─── Data for this exercise ───
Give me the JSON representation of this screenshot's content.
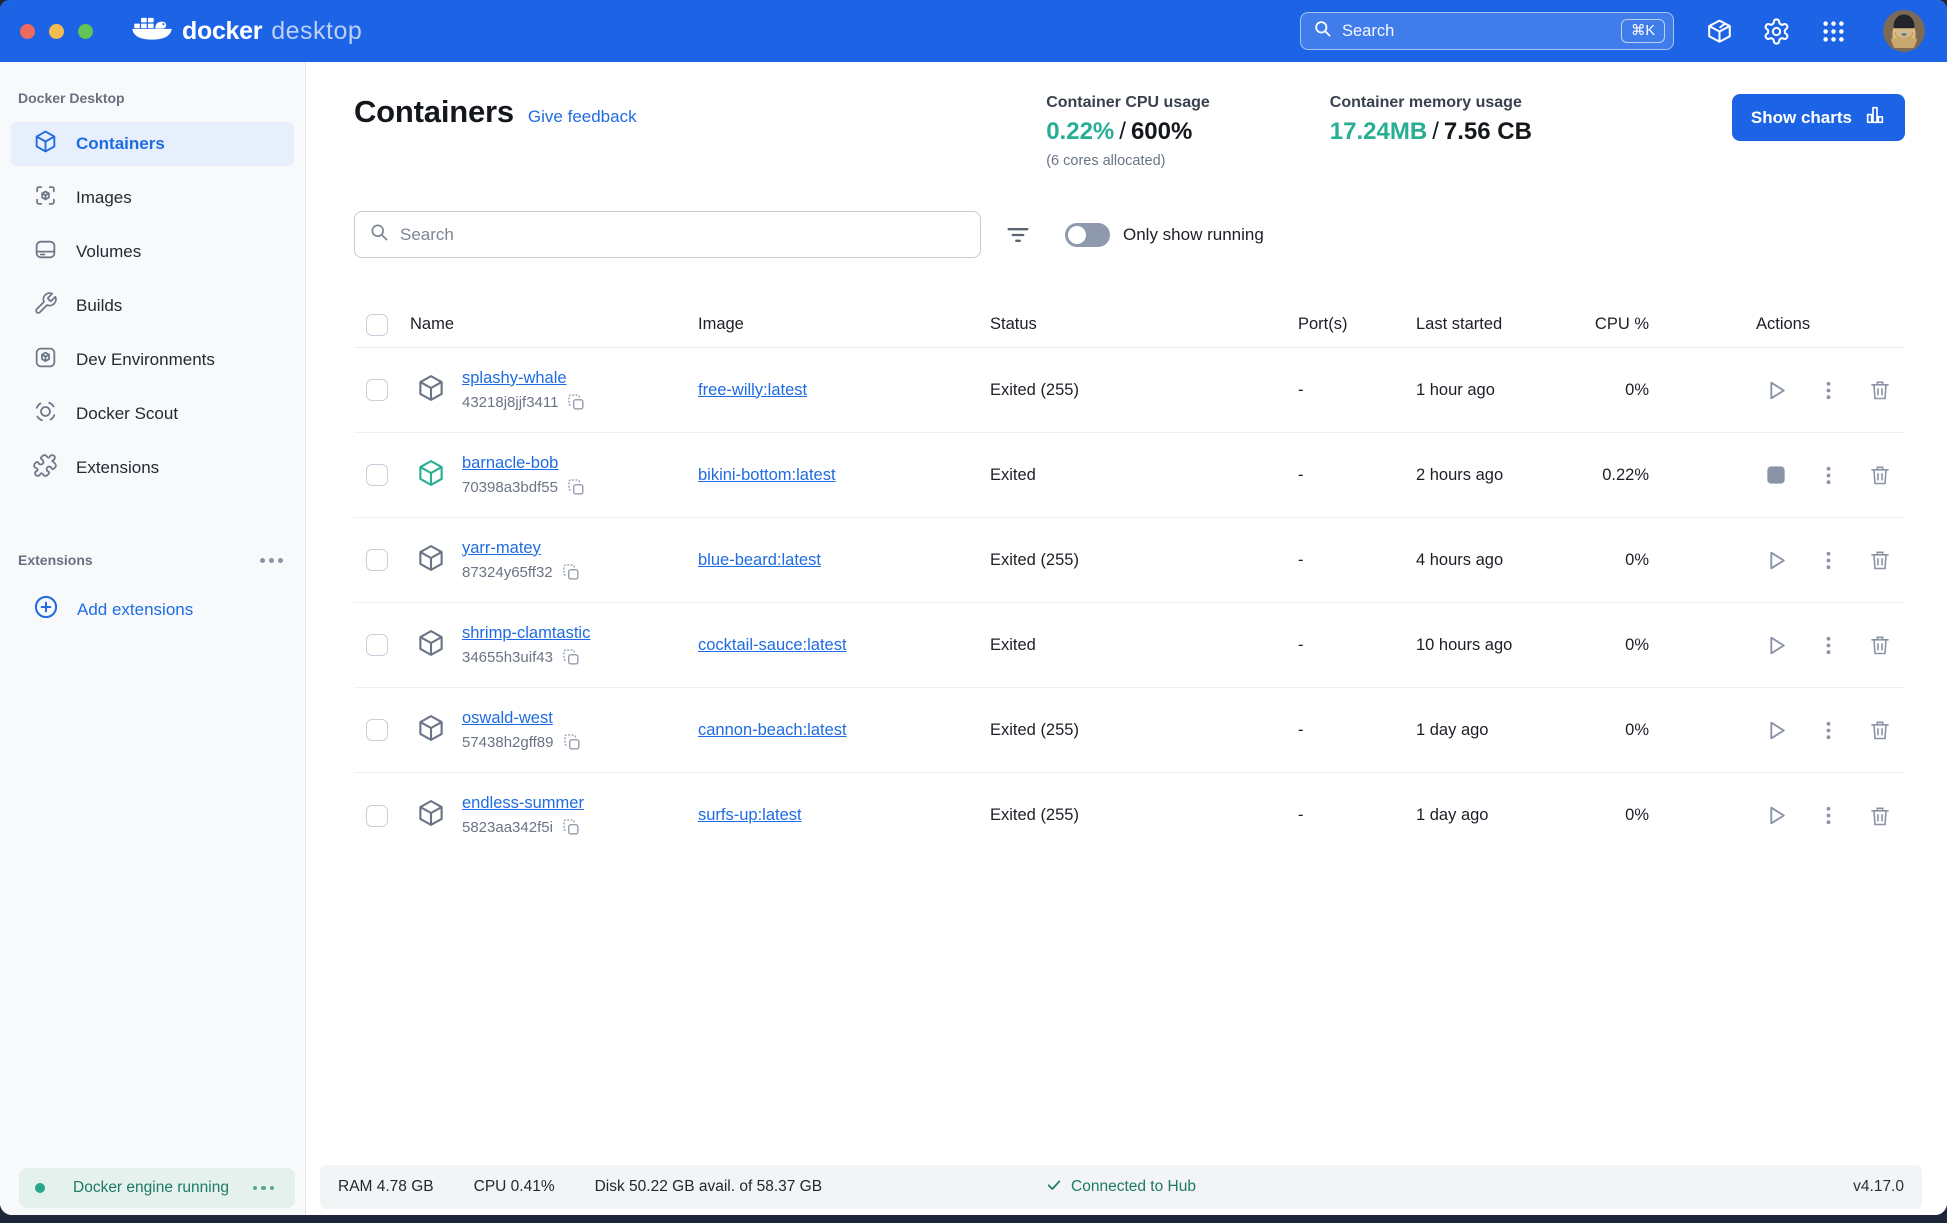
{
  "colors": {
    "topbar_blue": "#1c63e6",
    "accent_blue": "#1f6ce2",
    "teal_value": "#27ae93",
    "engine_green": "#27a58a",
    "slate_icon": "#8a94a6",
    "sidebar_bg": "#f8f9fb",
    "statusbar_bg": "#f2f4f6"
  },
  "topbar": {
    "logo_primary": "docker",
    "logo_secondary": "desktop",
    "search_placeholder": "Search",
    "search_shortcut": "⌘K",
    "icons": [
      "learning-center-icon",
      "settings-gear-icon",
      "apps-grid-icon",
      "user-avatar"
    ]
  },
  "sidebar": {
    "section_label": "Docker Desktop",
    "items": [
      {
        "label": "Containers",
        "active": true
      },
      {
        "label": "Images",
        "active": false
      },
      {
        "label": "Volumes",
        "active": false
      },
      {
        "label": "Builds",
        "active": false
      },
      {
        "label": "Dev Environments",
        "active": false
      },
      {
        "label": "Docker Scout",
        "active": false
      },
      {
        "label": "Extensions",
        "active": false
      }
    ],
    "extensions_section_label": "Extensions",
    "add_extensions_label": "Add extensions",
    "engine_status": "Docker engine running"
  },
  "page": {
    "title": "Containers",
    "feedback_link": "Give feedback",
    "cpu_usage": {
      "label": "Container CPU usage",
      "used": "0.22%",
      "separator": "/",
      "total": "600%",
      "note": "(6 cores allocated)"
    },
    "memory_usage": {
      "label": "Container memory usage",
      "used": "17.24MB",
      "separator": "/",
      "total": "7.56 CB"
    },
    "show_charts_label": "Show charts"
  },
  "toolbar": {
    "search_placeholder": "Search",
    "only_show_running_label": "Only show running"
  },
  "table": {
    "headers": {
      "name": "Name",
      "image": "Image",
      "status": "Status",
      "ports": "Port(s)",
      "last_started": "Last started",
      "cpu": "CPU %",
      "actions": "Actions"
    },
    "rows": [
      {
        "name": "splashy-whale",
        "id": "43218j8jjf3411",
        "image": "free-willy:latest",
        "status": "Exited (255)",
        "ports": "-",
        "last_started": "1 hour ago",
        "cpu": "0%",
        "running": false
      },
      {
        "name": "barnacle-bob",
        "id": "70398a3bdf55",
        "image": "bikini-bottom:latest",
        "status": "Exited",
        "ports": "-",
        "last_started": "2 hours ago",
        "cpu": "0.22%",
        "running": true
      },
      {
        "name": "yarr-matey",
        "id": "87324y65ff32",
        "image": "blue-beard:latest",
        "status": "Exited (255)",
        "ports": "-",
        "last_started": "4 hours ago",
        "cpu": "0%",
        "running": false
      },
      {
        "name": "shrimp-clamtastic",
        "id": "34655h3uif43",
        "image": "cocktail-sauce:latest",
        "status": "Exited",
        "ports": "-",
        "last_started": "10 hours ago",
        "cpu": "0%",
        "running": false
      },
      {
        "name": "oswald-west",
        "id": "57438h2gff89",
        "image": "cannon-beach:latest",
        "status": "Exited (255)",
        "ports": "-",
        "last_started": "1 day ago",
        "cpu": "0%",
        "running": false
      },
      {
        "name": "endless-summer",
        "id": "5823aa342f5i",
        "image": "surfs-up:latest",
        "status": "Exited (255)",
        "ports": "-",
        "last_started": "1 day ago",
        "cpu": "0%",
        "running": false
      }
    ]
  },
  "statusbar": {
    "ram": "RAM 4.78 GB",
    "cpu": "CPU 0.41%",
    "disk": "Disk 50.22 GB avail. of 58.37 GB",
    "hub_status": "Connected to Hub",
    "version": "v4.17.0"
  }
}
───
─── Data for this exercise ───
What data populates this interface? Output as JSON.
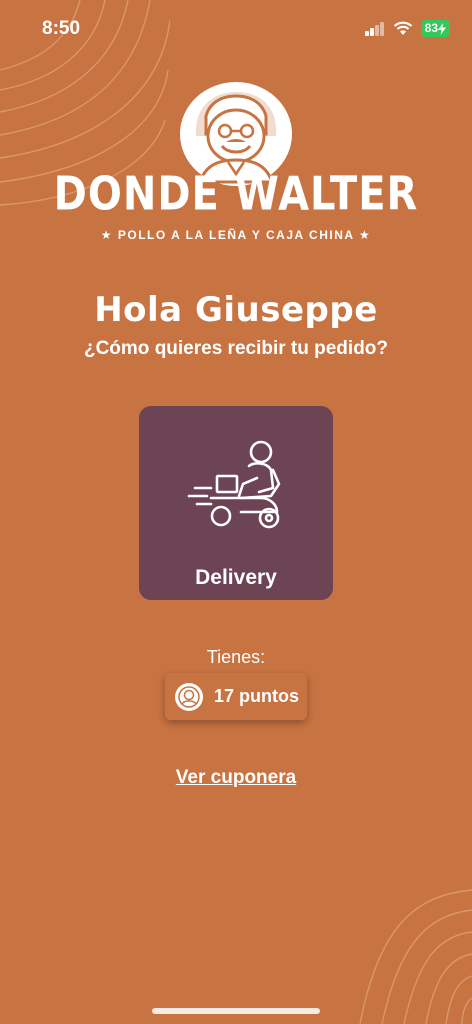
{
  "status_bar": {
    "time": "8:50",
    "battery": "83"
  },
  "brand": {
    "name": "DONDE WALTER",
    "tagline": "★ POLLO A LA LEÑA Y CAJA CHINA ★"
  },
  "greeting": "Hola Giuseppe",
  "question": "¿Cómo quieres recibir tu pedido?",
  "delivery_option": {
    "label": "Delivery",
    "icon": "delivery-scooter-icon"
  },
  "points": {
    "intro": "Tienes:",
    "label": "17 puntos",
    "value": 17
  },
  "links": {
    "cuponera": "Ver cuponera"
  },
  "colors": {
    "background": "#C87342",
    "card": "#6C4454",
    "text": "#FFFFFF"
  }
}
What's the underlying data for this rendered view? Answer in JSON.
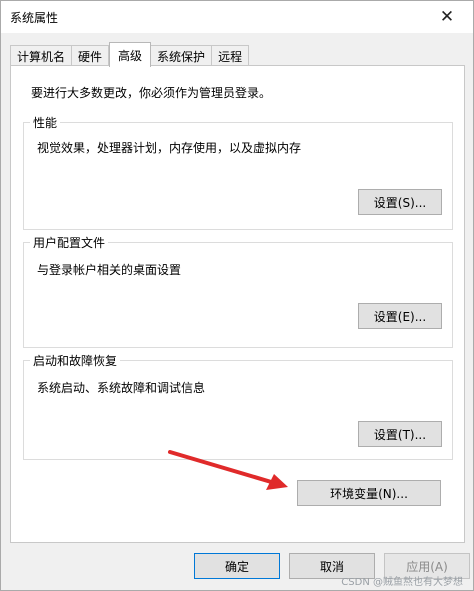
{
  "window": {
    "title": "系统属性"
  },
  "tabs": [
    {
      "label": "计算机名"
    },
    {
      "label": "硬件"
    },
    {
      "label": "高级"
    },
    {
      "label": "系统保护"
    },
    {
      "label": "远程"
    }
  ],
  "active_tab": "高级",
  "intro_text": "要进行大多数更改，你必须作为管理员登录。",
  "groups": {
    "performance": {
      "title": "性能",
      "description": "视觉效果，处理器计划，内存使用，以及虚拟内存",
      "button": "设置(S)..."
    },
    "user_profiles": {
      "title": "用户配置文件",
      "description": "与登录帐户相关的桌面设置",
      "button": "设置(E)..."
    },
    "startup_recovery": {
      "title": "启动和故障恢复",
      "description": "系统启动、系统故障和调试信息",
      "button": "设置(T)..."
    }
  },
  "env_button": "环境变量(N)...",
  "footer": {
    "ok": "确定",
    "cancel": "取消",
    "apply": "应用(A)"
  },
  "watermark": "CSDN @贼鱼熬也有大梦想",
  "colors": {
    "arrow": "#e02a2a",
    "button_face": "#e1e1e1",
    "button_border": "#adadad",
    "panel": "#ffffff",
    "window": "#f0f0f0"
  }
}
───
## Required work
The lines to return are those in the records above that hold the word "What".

## Solution to this task
What data populates this interface? Output as JSON.
What's the underlying data for this rendered view? Answer in JSON.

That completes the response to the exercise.